## EXERCISE INSTRUCTIONS
Pick out every line in the data below that holds "title".

Component data from apps and pages
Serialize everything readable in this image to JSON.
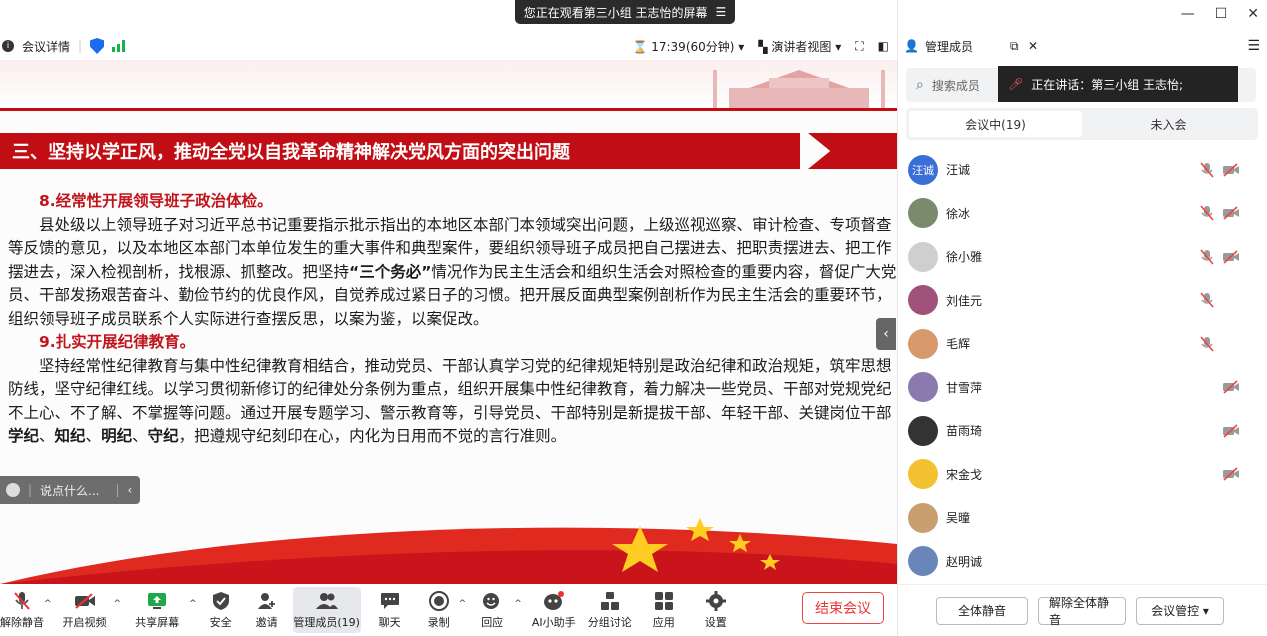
{
  "banner": {
    "text": "您正在观看第三小组 王志怡的屏幕",
    "icon": "menu-icon"
  },
  "topbar": {
    "meeting_details": "会议详情",
    "timer": "17:39(60分钟)",
    "view_mode": "演讲者视图"
  },
  "slide": {
    "title": "三、坚持以学正风，推动全党以自我革命精神解决党风方面的突出问题",
    "head8": "8.经常性开展领导班子政治体检。",
    "para8_a": "县处级以上领导班子对习近平总书记重要指示批示指出的本地区本部门本领域突出问题，上级巡视巡察、审计检查、专项督查等反馈的意见，以及本地区本部门本单位发生的重大事件和典型案件，要组织领导班子成员把自己摆进去、把职责摆进去、把工作摆进去，深入检视剖析，找根源、抓整改。把坚持",
    "para8_bold": "“三个务必”",
    "para8_b": "情况作为民主生活会和组织生活会对照检查的重要内容，督促广大党员、干部发扬艰苦奋斗、勤俭节约的优良作风，自觉养成过紧日子的习惯。把开展反面典型案例剖析作为民主生活会的重要环节，组织领导班子成员联系个人实际进行查摆反思，以案为鉴，以案促改。",
    "head9": "9.扎实开展纪律教育。",
    "para9_a": "坚持经常性纪律教育与集中性纪律教育相结合，推动党员、干部认真学习党的纪律规矩特别是政治纪律和政治规矩，筑牢思想防线，坚守纪律红线。以学习贯彻新修订的纪律处分条例为重点，组织开展集中性纪律教育，着力解决一些党员、干部对党规党纪不上心、不了解、不掌握等问题。通过开展专题学习、警示教育等，引导党员、干部特别是新提拔干部、年轻干部、关键岗位干部",
    "para9_b1": "学纪",
    "para9_b2": "知纪",
    "para9_b3": "明纪",
    "para9_b4": "守纪",
    "para9_sep": "、",
    "para9_c": "，把遵规守纪刻印在心，内化为日用而不觉的言行准则。"
  },
  "chat": {
    "placeholder": "说点什么..."
  },
  "toolbar": {
    "items": [
      {
        "label": "解除静音",
        "icon": "mic-off-icon"
      },
      {
        "label": "开启视频",
        "icon": "camera-off-icon"
      },
      {
        "label": "共享屏幕",
        "icon": "share-screen-icon"
      },
      {
        "label": "安全",
        "icon": "shield-icon"
      },
      {
        "label": "邀请",
        "icon": "invite-icon"
      },
      {
        "label": "管理成员(19)",
        "icon": "members-icon"
      },
      {
        "label": "聊天",
        "icon": "chat-icon"
      },
      {
        "label": "录制",
        "icon": "record-icon"
      },
      {
        "label": "回应",
        "icon": "reaction-icon"
      },
      {
        "label": "AI小助手",
        "icon": "ai-assistant-icon"
      },
      {
        "label": "分组讨论",
        "icon": "breakout-icon"
      },
      {
        "label": "应用",
        "icon": "apps-icon"
      },
      {
        "label": "设置",
        "icon": "settings-icon"
      }
    ],
    "end_meeting": "结束会议"
  },
  "panel": {
    "title": "管理成员",
    "search_placeholder": "搜索成员",
    "speaking": "正在讲话：第三小组 王志怡;",
    "tab_in": "会议中(19)",
    "tab_out": "未入会",
    "members": [
      {
        "name": "汪诚",
        "avatar_text": "汪诚",
        "avatar_color": "#3a6fd8",
        "mic_off": true,
        "cam_off": true
      },
      {
        "name": "徐冰",
        "avatar_text": "",
        "avatar_color": "#7a8a6a",
        "mic_off": true,
        "cam_off": true
      },
      {
        "name": "徐小雅",
        "avatar_text": "",
        "avatar_color": "#cfcfcf",
        "mic_off": true,
        "cam_off": true
      },
      {
        "name": "刘佳元",
        "avatar_text": "",
        "avatar_color": "#a0527a",
        "mic_off": true,
        "cam_off": false
      },
      {
        "name": "毛辉",
        "avatar_text": "",
        "avatar_color": "#d89a6a",
        "mic_off": true,
        "cam_off": false
      },
      {
        "name": "甘雪萍",
        "avatar_text": "",
        "avatar_color": "#8a7ab0",
        "mic_off": false,
        "cam_off": true
      },
      {
        "name": "苗雨琦",
        "avatar_text": "",
        "avatar_color": "#333333",
        "mic_off": false,
        "cam_off": true
      },
      {
        "name": "宋金戈",
        "avatar_text": "",
        "avatar_color": "#f2c230",
        "mic_off": false,
        "cam_off": true
      },
      {
        "name": "吴曈",
        "avatar_text": "",
        "avatar_color": "#c8a070",
        "mic_off": false,
        "cam_off": false
      },
      {
        "name": "赵明诚",
        "avatar_text": "",
        "avatar_color": "#6a86b8",
        "mic_off": false,
        "cam_off": false
      }
    ],
    "mute_all": "全体静音",
    "unmute_all": "解除全体静音",
    "meeting_control": "会议管控"
  }
}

## TASK ANSWER
    "title": "三、坚持以学正风，推动全党以自我革命精神解决党风方面的突出问题",
    "title": "管理成员",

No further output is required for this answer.